(Beginning of RECORD EXCERPTS)

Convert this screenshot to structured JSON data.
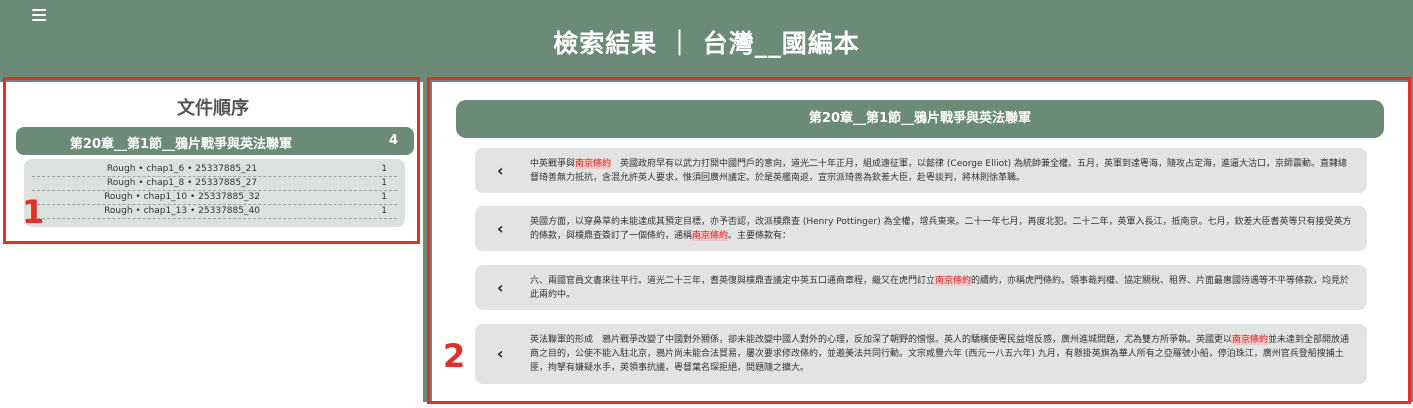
{
  "header": {
    "title": "檢索結果 ｜ 台灣__國編本"
  },
  "left": {
    "title": "文件順序",
    "chapter": {
      "label": "第20章__第1節__鴉片戰爭與英法聯軍",
      "count": "4"
    },
    "items": [
      {
        "name": "Rough • chap1_6 • 25337885_21",
        "count": "1"
      },
      {
        "name": "Rough • chap1_8 • 25337885_27",
        "count": "1"
      },
      {
        "name": "Rough • chap1_10 • 25337885_32",
        "count": "1"
      },
      {
        "name": "Rough • chap1_13 • 25337885_40",
        "count": "1"
      }
    ]
  },
  "right": {
    "title": "第20章__第1節__鴉片戰爭與英法聯軍",
    "arrow": "‹",
    "results": [
      {
        "segments": [
          {
            "text": "中英戰爭與",
            "hl": false
          },
          {
            "text": "南京條約",
            "hl": true
          },
          {
            "text": "　英國政府早有以武力打開中國門戶的意向，道光二十年正月，組成遠征軍，以懿律 (Ceorge Elliot) 為統帥兼全權。五月，英軍到達粵海，隨攻占定海，進逼大沽口，京師震動。直隸總督琦善無力抵抗，含混允許英人要求，惟須回廣州議定。於是英艦南返，宣宗派琦善為欽差大臣，赴粵談判，將林則徐革職。",
            "hl": false
          }
        ]
      },
      {
        "segments": [
          {
            "text": "英國方面，以穿鼻草約未能達成其預定目標，亦予否認，改派樸鼎查 (Henry Pottinger) 為全權，增兵東來。二十一年七月，再度北犯。二十二年，英軍入長江，抵南京。七月，欽差大臣耆英等只有接受英方的條款，與樸鼎查簽訂了一個條約，通稱",
            "hl": false
          },
          {
            "text": "南京條約",
            "hl": true
          },
          {
            "text": "。主要條款有：",
            "hl": false
          }
        ]
      },
      {
        "segments": [
          {
            "text": "六、兩國官員文書來往平行。道光二十三年，耆英復與樸鼎查議定中英五口通商章程，繼又在虎門訂立",
            "hl": false
          },
          {
            "text": "南京條約",
            "hl": true
          },
          {
            "text": "的續約，亦稱虎門條約。領事裁判權、協定關稅、租界、片面最惠國待遇等不平等條款，均見於此兩約中。",
            "hl": false
          }
        ]
      },
      {
        "segments": [
          {
            "text": "英法聯軍的形成　鴉片戰爭改變了中國對外關係，卻未能改變中國人對外的心理，反加深了朝野的憎恨。英人的驕橫使粵民益增反感，廣州進城問題，尤為雙方所爭執。英國更以",
            "hl": false
          },
          {
            "text": "南京條約",
            "hl": true
          },
          {
            "text": "並未達到全部開放通商之目的，公使不能入駐北京，鴉片尚未能合法貿易，屢次要求修改條約，並邀美法共同行動。文宗咸豐六年 (西元一八五六年) 九月，有懸掛英旗為華人所有之亞羅號小船，停泊珠江，廣州官兵登船搜捕土匪，拘拏有嫌疑水手，英領事抗議，粵督葉名琛拒絕，問題隨之擴大。",
            "hl": false
          }
        ]
      }
    ]
  },
  "annotations": {
    "box1": "1",
    "box2": "2"
  },
  "colors": {
    "accent": "#6b8a77",
    "highlight_bg": "#f4c6c6",
    "highlight_text": "#c9302c",
    "annotation": "#e0302a"
  }
}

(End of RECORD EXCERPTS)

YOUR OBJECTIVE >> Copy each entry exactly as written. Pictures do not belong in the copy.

TASK OUTPUT >>
Convert this screenshot to structured JSON data.
{
  "header": {
    "title": "檢索結果 ｜ 台灣__國編本"
  },
  "left": {
    "title": "文件順序",
    "chapter": {
      "label": "第20章__第1節__鴉片戰爭與英法聯軍",
      "count": "4"
    },
    "items": [
      {
        "name": "Rough • chap1_6 • 25337885_21",
        "count": "1"
      },
      {
        "name": "Rough • chap1_8 • 25337885_27",
        "count": "1"
      },
      {
        "name": "Rough • chap1_10 • 25337885_32",
        "count": "1"
      },
      {
        "name": "Rough • chap1_13 • 25337885_40",
        "count": "1"
      }
    ]
  },
  "right": {
    "title": "第20章__第1節__鴉片戰爭與英法聯軍",
    "arrow": "‹",
    "results": [
      {
        "segments": [
          {
            "text": "中英戰爭與",
            "hl": false
          },
          {
            "text": "南京條約",
            "hl": true
          },
          {
            "text": "　英國政府早有以武力打開中國門戶的意向，道光二十年正月，組成遠征軍，以懿律 (Ceorge Elliot) 為統帥兼全權。五月，英軍到達粵海，隨攻占定海，進逼大沽口，京師震動。直隸總督琦善無力抵抗，含混允許英人要求，惟須回廣州議定。於是英艦南返，宣宗派琦善為欽差大臣，赴粵談判，將林則徐革職。",
            "hl": false
          }
        ]
      },
      {
        "segments": [
          {
            "text": "英國方面，以穿鼻草約未能達成其預定目標，亦予否認，改派樸鼎查 (Henry Pottinger) 為全權，增兵東來。二十一年七月，再度北犯。二十二年，英軍入長江，抵南京。七月，欽差大臣耆英等只有接受英方的條款，與樸鼎查簽訂了一個條約，通稱",
            "hl": false
          },
          {
            "text": "南京條約",
            "hl": true
          },
          {
            "text": "。主要條款有：",
            "hl": false
          }
        ]
      },
      {
        "segments": [
          {
            "text": "六、兩國官員文書來往平行。道光二十三年，耆英復與樸鼎查議定中英五口通商章程，繼又在虎門訂立",
            "hl": false
          },
          {
            "text": "南京條約",
            "hl": true
          },
          {
            "text": "的續約，亦稱虎門條約。領事裁判權、協定關稅、租界、片面最惠國待遇等不平等條款，均見於此兩約中。",
            "hl": false
          }
        ]
      },
      {
        "segments": [
          {
            "text": "英法聯軍的形成　鴉片戰爭改變了中國對外關係，卻未能改變中國人對外的心理，反加深了朝野的憎恨。英人的驕橫使粵民益增反感，廣州進城問題，尤為雙方所爭執。英國更以",
            "hl": false
          },
          {
            "text": "南京條約",
            "hl": true
          },
          {
            "text": "並未達到全部開放通商之目的，公使不能入駐北京，鴉片尚未能合法貿易，屢次要求修改條約，並邀美法共同行動。文宗咸豐六年 (西元一八五六年) 九月，有懸掛英旗為華人所有之亞羅號小船，停泊珠江，廣州官兵登船搜捕土匪，拘拏有嫌疑水手，英領事抗議，粵督葉名琛拒絕，問題隨之擴大。",
            "hl": false
          }
        ]
      }
    ]
  },
  "annotations": {
    "box1": "1",
    "box2": "2"
  },
  "colors": {
    "accent": "#6b8a77",
    "highlight_bg": "#f4c6c6",
    "highlight_text": "#c9302c",
    "annotation": "#e0302a"
  }
}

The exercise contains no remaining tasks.